4. Don’t be afraid to ask your physician questions.

Physicians want you to ask questions. Really, they do. In a Consumer Reports study of 660 primary care physicians, most said that it is “somewhat” or “very” helpful for patients to ask them questions or to periodically question their recommendations. Only 4 percent found that strategy to be unhelpful.

However, as we all know, time with the physician is limited. The most common amount of time physicians spend with patients is just 13-24 minutes, according to Medscape’s 2017 Physician Compensation Report. To make the most of that time, plan ahead. Write your questions out in advance, and bring a notebook with you. Write down the date, time, physician’s name, doctor’s office, and any notes about their recommendations.

It’s the best way to ensure that you don’t miss anything important. Additionally, it can strengthen the physician-patient relationship, demonstrating that you’re keeping an open mind and have an interest in what they have to say.

5. Adopt healthy habits.

The best medicine you’ll ever receive doesn’t require a prescription. You can’t buy it over the counter. It doesn’t cost a thing, but it does take a little effort. It’s a healthy lifestyle.

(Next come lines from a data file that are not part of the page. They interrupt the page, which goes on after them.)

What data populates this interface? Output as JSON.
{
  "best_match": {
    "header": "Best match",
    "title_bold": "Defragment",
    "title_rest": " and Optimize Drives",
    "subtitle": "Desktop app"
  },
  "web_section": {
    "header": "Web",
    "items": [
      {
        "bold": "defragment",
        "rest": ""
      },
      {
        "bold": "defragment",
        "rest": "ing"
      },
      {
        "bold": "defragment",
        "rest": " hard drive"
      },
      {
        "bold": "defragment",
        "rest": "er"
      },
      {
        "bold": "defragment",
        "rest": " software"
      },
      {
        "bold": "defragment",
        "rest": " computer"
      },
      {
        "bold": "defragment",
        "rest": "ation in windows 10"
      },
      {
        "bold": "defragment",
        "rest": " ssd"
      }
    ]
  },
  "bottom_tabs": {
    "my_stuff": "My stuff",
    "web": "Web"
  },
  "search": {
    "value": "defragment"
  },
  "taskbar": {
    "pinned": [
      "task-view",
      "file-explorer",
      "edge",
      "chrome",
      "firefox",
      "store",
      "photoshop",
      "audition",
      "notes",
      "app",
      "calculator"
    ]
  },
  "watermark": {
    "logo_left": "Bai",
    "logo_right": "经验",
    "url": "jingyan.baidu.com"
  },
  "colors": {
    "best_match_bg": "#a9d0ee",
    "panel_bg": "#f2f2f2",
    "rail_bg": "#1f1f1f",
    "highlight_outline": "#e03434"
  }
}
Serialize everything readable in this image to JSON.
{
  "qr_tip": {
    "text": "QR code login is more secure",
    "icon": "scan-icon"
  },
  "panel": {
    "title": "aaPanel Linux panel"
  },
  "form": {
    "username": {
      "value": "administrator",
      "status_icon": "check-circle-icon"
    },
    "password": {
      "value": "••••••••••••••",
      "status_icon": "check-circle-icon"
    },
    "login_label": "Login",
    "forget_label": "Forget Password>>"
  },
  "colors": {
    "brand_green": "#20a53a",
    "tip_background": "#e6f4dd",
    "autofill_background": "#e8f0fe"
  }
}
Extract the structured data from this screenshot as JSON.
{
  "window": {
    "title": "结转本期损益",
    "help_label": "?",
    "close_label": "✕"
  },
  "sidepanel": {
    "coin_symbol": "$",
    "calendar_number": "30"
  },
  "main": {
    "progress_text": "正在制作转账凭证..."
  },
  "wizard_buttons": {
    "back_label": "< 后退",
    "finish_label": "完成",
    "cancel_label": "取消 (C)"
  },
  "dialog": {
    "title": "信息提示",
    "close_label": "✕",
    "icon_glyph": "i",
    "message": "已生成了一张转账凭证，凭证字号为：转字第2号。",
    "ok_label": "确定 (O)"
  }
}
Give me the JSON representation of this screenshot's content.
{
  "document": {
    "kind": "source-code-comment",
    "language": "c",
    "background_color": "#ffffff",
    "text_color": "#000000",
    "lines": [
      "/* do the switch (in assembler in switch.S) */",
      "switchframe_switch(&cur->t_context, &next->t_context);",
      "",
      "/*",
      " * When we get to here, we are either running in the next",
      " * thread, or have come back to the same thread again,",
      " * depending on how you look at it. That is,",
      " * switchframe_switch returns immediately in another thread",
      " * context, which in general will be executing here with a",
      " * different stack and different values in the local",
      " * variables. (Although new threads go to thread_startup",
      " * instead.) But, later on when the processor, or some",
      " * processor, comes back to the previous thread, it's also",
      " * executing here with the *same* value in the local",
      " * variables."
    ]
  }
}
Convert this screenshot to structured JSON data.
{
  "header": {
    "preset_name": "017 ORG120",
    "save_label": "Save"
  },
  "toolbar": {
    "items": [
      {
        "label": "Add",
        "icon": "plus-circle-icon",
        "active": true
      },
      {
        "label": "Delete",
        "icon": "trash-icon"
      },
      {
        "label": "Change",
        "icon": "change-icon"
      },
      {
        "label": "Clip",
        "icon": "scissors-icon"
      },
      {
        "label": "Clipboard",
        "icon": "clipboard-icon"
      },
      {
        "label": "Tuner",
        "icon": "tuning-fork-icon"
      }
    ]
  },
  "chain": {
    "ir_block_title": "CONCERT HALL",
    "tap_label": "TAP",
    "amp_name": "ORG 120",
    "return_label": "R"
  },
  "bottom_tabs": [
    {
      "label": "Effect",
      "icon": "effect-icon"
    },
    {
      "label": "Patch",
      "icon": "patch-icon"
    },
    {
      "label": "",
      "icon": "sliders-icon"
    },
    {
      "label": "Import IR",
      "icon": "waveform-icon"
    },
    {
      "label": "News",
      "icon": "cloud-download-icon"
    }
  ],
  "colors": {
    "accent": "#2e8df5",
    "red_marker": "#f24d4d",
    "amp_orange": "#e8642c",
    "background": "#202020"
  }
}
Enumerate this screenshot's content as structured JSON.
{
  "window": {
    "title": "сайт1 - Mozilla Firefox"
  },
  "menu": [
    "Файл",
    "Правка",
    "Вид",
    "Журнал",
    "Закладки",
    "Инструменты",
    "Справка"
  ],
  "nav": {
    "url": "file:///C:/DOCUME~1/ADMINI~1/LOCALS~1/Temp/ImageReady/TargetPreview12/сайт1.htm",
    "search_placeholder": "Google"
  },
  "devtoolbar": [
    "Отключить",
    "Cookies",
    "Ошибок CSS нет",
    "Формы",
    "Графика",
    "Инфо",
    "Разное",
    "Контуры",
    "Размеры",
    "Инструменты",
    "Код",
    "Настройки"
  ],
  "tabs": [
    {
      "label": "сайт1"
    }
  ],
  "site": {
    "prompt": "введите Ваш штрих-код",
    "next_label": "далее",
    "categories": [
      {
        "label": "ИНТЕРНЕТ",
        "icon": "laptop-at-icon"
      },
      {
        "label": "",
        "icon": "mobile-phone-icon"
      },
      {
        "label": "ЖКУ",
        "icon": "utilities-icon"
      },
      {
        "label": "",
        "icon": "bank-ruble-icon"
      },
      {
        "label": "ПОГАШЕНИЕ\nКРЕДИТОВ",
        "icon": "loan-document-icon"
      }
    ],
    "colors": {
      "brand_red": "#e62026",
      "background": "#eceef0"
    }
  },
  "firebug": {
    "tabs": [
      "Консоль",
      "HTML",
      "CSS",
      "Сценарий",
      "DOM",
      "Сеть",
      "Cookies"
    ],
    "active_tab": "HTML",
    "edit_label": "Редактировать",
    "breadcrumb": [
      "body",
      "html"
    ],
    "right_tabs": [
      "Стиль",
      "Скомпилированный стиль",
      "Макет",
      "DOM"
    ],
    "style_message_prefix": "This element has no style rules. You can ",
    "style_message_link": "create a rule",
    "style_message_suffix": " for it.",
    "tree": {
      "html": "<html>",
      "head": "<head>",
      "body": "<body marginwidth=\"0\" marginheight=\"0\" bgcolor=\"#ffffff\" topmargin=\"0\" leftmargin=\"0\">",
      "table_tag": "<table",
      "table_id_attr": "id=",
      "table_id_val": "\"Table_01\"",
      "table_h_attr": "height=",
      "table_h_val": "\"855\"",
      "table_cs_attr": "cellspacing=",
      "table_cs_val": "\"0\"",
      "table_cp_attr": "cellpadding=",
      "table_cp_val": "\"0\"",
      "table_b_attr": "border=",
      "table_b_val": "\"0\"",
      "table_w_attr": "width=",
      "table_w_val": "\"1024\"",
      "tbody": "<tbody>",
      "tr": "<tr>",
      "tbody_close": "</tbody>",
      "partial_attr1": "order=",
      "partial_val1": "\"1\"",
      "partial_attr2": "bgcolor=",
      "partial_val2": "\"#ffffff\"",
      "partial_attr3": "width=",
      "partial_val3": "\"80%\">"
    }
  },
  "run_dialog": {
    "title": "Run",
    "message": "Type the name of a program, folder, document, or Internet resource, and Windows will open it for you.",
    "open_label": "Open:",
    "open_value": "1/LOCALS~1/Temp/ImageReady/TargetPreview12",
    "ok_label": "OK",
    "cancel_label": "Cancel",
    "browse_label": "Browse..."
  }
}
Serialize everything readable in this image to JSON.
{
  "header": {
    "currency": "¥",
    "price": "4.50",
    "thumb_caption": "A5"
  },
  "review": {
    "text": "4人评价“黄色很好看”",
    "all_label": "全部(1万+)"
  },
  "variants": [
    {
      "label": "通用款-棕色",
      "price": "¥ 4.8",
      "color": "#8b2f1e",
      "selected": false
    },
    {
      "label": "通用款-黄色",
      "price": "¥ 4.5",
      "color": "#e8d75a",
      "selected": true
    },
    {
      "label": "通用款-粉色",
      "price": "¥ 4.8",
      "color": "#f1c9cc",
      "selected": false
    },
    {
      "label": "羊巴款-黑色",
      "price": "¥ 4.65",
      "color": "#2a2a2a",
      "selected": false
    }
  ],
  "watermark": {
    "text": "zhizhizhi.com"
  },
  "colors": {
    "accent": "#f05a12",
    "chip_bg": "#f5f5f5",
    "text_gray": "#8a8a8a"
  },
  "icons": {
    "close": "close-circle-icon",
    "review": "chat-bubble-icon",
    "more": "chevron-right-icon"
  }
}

Each morning, when we wake up, we have the power of choice. Sometimes those choices may seem small, such as swapping soda for water or going for a walk during your lunch break. Over time, those small choices become habits, which eventually become engrained in our lifestyle. It is these lifestyle choices which determine both the quality and the longevity of our lives.

Practice healthy living by eating right and exercising regularly. It can help to protect you from common chronic conditions, such as heart disease, hypertension (high blood pressure), or type 2 diabetes.

What does a healthy diet and exercise routine look like? Generally speaking, strive to fill your grocery cart with foods that are wholesome and as close to nature as possible. In regard to exercise, the Department of Health and Human Services recommends at least 150 minutes of moderate aerobic activity or 75 minutes of vigorous aerobic activity per week. It’s also important to get a good night’s sleep and drink water throughout the day.

By becoming your own health advocate, you’ll have a greater sense of control and confidence in the decisions you and your physician make together.